=== Begin Enclosure ===

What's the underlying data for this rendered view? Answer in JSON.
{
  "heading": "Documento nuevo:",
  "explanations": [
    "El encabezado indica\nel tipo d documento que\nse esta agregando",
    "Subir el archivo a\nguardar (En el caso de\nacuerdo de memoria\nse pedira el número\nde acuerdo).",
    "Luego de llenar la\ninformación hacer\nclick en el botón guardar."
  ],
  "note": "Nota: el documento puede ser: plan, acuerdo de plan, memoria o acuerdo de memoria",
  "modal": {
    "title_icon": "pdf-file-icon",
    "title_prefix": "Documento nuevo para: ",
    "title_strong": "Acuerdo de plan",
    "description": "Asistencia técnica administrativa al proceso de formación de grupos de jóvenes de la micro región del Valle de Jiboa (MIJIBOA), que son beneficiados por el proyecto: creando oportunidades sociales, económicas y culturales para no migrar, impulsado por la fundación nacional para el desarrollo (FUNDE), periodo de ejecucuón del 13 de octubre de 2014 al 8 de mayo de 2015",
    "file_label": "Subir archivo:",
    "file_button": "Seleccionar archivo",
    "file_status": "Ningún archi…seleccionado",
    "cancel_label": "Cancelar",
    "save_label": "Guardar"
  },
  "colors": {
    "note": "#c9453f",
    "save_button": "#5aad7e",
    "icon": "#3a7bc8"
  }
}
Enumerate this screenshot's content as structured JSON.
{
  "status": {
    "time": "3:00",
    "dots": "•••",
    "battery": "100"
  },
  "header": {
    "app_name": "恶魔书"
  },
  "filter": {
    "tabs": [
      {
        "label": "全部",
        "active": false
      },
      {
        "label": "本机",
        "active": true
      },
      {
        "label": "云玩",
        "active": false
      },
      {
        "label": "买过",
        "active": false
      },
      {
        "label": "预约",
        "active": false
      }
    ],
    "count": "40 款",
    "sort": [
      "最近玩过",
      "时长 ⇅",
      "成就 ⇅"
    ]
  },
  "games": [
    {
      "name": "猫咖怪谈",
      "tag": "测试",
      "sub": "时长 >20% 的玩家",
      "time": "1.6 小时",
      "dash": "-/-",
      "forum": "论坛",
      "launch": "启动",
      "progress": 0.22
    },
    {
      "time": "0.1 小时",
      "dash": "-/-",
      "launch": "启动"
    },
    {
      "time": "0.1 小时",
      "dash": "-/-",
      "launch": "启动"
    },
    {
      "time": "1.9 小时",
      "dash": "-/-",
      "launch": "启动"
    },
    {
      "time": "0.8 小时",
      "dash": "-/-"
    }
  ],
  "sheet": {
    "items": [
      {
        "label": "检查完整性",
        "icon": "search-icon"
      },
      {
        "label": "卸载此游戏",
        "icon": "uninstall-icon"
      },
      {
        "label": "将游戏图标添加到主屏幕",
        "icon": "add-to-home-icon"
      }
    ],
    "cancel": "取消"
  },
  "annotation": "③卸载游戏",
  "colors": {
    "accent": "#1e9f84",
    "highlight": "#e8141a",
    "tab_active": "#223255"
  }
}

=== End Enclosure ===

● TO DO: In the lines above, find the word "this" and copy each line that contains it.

● SOLVED PROBLEM:
What's the underlying data for this rendered view? Answer in JSON.
Enumerate this screenshot's content as structured JSON.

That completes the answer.